Trying out the Augusta strategy

The Augusta principle allows you to avoid paying personal income tax on business income by setting up a limited liability company (LLC) or corporation. If you operate as a sole proprietorship or partnership, forming an LLC or corporation can lower your tax rate, because business income and expenses are separated from your personal tax return. 

Your business’s taxable income is subject to the corporate tax rate, which is often lower. Any income you draw as salary or dividends from the business is then taxed at your personal tax rate, but it will be lower than your business’ overall taxable income. 

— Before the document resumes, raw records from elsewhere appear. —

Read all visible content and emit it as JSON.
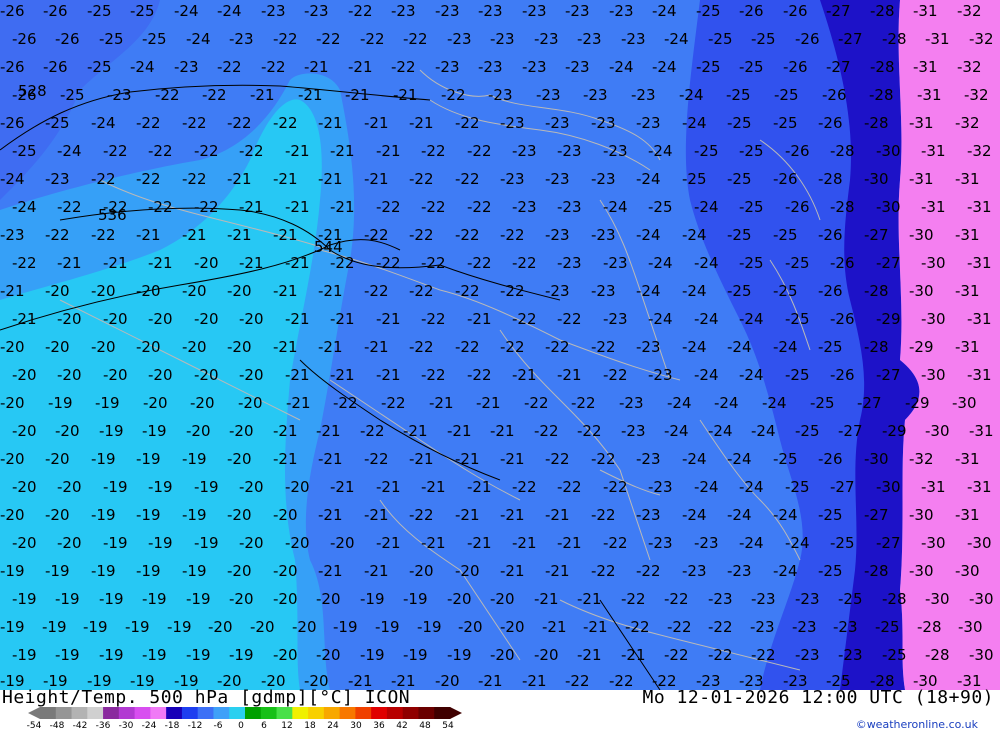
{
  "map": {
    "title_left": "Height/Temp. 500 hPa [gdmp][°C] ICON",
    "title_right": "Mo 12-01-2026 12:00 UTC (18+90)",
    "credit": "©weatheronline.co.uk",
    "colors": {
      "cyan": "#27c8f4",
      "light_blue": "#36a0f7",
      "blue": "#3f7cf5",
      "mid_blue": "#3152ee",
      "dark_blue": "#1d12c8",
      "magenta": "#f47ff0",
      "contour": "#000000",
      "border": "#b9b9b9"
    },
    "scale_labels": [
      "-54",
      "-48",
      "-42",
      "-36",
      "-30",
      "-24",
      "-18",
      "-12",
      "-6",
      "0",
      "6",
      "12",
      "18",
      "24",
      "30",
      "36",
      "42",
      "48",
      "54"
    ],
    "scale_colors": [
      "#7a7a7a",
      "#969696",
      "#b3b3b3",
      "#d0d0d0",
      "#8a2a9e",
      "#b23ad2",
      "#d84ef0",
      "#f07af6",
      "#1800b8",
      "#1d3ef0",
      "#3c70f6",
      "#3fa0f8",
      "#2ad0f0",
      "#00a000",
      "#18c018",
      "#48e048",
      "#f0f000",
      "#f8d000",
      "#f8a800",
      "#f87800",
      "#f04000",
      "#e00000",
      "#b80000",
      "#900000",
      "#6a0000",
      "#400000"
    ],
    "labels_note": "",
    "contour_labels": [
      {
        "t": "26",
        "v": "-26"
      },
      {
        "t": "25",
        "v": "-25"
      },
      {
        "t": "24",
        "v": "-24"
      },
      {
        "t": "23",
        "v": "-23"
      },
      {
        "t": "22",
        "v": "-22"
      },
      {
        "t": "21",
        "v": "-21"
      },
      {
        "t": "20",
        "v": "-20"
      },
      {
        "t": "19",
        "v": "-19"
      },
      {
        "t": "27",
        "v": "-27"
      },
      {
        "t": "28",
        "v": "-28"
      },
      {
        "t": "29",
        "v": "-29"
      },
      {
        "t": "30",
        "v": "-30"
      },
      {
        "t": "31",
        "v": "-31"
      },
      {
        "t": "32",
        "v": "-32"
      }
    ],
    "height_labels": [
      "528",
      "536",
      "544"
    ]
  }
}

To properly implement the Augusta strategy, you must keep good records to prove your business expenses are for a legitimate business purpose. Track things like:

  • Business meals
  • Office supplies
  • Travel
  • Rent

If done right, the Augusta strategy can help small business owners like yourself significantly reduce your taxes.

Snagging the QBI deduction for your taxes

The qualified business income deduction, or QBI deduction, is a tax break created specifically for small business owners like yourself. It allows you to deduct up to 20% of your business’s taxable income from your personal tax return, even if you’re a sole proprietor. This lowers your taxable income and tax rate, reducing the amount you owe in taxes. 

To claim the QBI deduction, you must meet a few requirements:

  • You must operate your business as a sole proprietor, partnership, S corporation, or limited liability company. C corporations do not qualify. 
  • You must have a legitimate business purpose for all business income and expenses reported on your tax return. 
  • Your taxable income must be below $160,700 for single filers, or $321,400 for joint filers, to qualify for the full 20% deduction.
  • You’ll need to report your business income and expenses correctly on Schedule C, E, or F, and Form 1065 or 1120S. Then you can claim the QBI deduction on Form 1040. 

The calculation can be complex, so it’s highly recommended to consult with a tax professional, to ensure you get the maximum deduction you’re entitled to.

Start shrinking your tax bill

The tax law contains many provisions to help small businesses. Do your homework and work with experts to take advantage of these legal loopholes so you can keep more of the money you earn and continue fueling your entrepreneurial passion. Paying less in taxes means more resources for growing your business.